  • Starting at day 28, follow up visits occurred every 4 months until study closure

Outcomes

Comparisons are ivabradine vs. placebo

Primary Outcomes

Heart failure death or hospitalization
793 (24%) vs. 937 (29%); HR 0.82 [95% CI 0.75-0.90]; p < 0.0001

Secondary Outcomes

All-cause mortality
503 (16%) vs. 552 (17%); HR 0.90 [95% CI 0.80-1.02]; p = 0.092
Cardiovascular mortality
449 (14%) vs. 491 (15%); HR 0.91 [95% CI 0.80-1.03]; p = 0.128
Heart failure mortality
113 (3%) vs. 151 (5%); HR 0.74 [95% CI 0.58-0.94]; p = 0.014
Hospitalization for heart failure
514 (16%) vs. 672 (21%); HR 0.74 [95% CI 0.66-0.83]; p < 0.0001
Improvement in NYHA class
887 (28%) vs. 776 (24%); p = 0.001
Heart rate reduction at 1 year
9.1bpm [95% CI 8.5-9.7]

Subgroup Analyses

Patients receiving at least 50% of target dose beta blocker

Cardiovascular death or hospitalization for heart failure
HR 0.90 [95% CI 0.77-1.04]; p = 0.155
Hospitalization for heart failure
Treatment difference 19% (in favor of ivabradine); HR 0.81 [95% CI 0.67-0.97]; p = 0.021
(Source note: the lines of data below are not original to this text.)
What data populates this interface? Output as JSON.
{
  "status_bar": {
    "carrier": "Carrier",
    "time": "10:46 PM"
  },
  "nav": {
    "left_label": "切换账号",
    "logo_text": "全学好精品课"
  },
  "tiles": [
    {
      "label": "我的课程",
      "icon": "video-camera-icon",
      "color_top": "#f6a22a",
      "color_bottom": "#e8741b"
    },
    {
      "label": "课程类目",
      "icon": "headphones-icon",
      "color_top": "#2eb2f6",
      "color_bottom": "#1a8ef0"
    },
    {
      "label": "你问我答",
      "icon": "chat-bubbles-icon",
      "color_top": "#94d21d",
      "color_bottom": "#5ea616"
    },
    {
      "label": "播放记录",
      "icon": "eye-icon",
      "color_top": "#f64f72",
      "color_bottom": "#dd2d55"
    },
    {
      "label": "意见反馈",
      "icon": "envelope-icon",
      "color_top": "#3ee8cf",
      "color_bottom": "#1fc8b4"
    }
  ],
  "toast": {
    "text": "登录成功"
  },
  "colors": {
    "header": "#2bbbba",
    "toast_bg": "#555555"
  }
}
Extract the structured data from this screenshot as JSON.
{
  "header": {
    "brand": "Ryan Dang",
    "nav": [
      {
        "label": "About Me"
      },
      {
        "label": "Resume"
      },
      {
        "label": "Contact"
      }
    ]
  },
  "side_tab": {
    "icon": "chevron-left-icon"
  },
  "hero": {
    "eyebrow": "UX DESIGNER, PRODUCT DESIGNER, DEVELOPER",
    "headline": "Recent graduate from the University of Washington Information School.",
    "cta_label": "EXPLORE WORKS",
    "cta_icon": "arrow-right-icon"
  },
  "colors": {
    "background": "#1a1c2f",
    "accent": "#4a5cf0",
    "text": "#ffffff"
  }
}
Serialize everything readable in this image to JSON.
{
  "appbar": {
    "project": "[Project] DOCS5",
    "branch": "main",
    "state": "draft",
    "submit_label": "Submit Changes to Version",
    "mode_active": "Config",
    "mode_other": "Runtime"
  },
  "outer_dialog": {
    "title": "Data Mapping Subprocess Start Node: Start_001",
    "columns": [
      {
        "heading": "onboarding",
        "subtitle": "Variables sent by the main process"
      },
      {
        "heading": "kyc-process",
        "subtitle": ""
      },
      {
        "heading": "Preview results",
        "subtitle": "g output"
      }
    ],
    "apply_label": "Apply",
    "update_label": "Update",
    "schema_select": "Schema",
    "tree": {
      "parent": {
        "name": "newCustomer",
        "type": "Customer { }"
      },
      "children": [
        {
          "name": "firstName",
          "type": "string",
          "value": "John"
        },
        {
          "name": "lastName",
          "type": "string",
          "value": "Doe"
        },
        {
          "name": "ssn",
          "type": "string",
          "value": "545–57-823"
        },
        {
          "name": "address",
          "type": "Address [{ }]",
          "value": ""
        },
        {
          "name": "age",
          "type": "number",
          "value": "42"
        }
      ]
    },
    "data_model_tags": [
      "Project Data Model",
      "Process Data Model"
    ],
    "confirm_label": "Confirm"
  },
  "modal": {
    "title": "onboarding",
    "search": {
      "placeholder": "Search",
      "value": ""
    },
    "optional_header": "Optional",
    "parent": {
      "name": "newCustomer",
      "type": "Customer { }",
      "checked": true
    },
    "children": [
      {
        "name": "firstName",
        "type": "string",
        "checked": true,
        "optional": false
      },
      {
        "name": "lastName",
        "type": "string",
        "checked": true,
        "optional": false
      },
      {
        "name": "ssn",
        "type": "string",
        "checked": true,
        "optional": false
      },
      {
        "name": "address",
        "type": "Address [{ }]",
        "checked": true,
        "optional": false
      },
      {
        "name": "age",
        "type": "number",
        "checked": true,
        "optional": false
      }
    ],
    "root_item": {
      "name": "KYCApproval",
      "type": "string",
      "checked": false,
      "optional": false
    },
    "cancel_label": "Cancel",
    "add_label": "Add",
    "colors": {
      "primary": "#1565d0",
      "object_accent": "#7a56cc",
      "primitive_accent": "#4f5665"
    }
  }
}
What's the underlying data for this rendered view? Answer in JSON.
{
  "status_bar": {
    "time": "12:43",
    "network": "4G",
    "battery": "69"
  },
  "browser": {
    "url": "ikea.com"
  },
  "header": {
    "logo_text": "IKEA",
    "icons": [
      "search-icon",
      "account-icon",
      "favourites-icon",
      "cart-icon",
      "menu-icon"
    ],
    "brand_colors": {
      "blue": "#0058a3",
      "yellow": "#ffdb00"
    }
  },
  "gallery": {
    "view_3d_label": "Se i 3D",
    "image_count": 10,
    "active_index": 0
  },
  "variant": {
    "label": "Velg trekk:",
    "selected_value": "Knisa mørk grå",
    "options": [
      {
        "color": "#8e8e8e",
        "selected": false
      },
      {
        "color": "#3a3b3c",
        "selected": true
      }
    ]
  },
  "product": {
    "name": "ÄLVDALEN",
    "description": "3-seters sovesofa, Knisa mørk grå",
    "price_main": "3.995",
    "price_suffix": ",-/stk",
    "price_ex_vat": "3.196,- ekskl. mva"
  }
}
Baseline Heart Rate (interaction p = 0.029)

< 77 bpm (N=3144)
339 (21.4%) vs. 356 (22.8%); HR 0.93 [95% CI 0.80-1.08]
≥ 77 bpm (N=3357)
454 (27.4%) vs. 581 (34.2%); HR 0.75 [95% CI 0.67-0.85]

Adverse Events

Serious adverse events
1450 (45%) vs. 1553 (48%); p = 0.025
Symptomatic bradycardia
150 (5%) vs. 32 (1%); p < 0.0001
Asymptomatic bradycardia
184 (6%) vs. 48 (1%); p < 0.0001
Phosphenes (visual anomalies)
89 (3%) vs. 17 (1%); p < 0.0001

Criticisms

  • Only 26% of subjects on target doses of beta blocker and only 56% of patients on at least half-target doses of beta blocker. Although this is presumably due to beta blocker intolerance, an element of beta blocker underuse may have overestimated the benefit of ivabradine.
  • Effects of ivabradine attenuated in group of patients on at least 50% target dose of beta blocker, raising question of whether the benefit of ivabradine may be limited to patients with complete or partial beta blocker intolerance.

Funding

  • Study sponsor responsible for data management and final analyses
  • Members of the medical and scientific departments of the study sponsor supported the work of the executive committee

Further Reading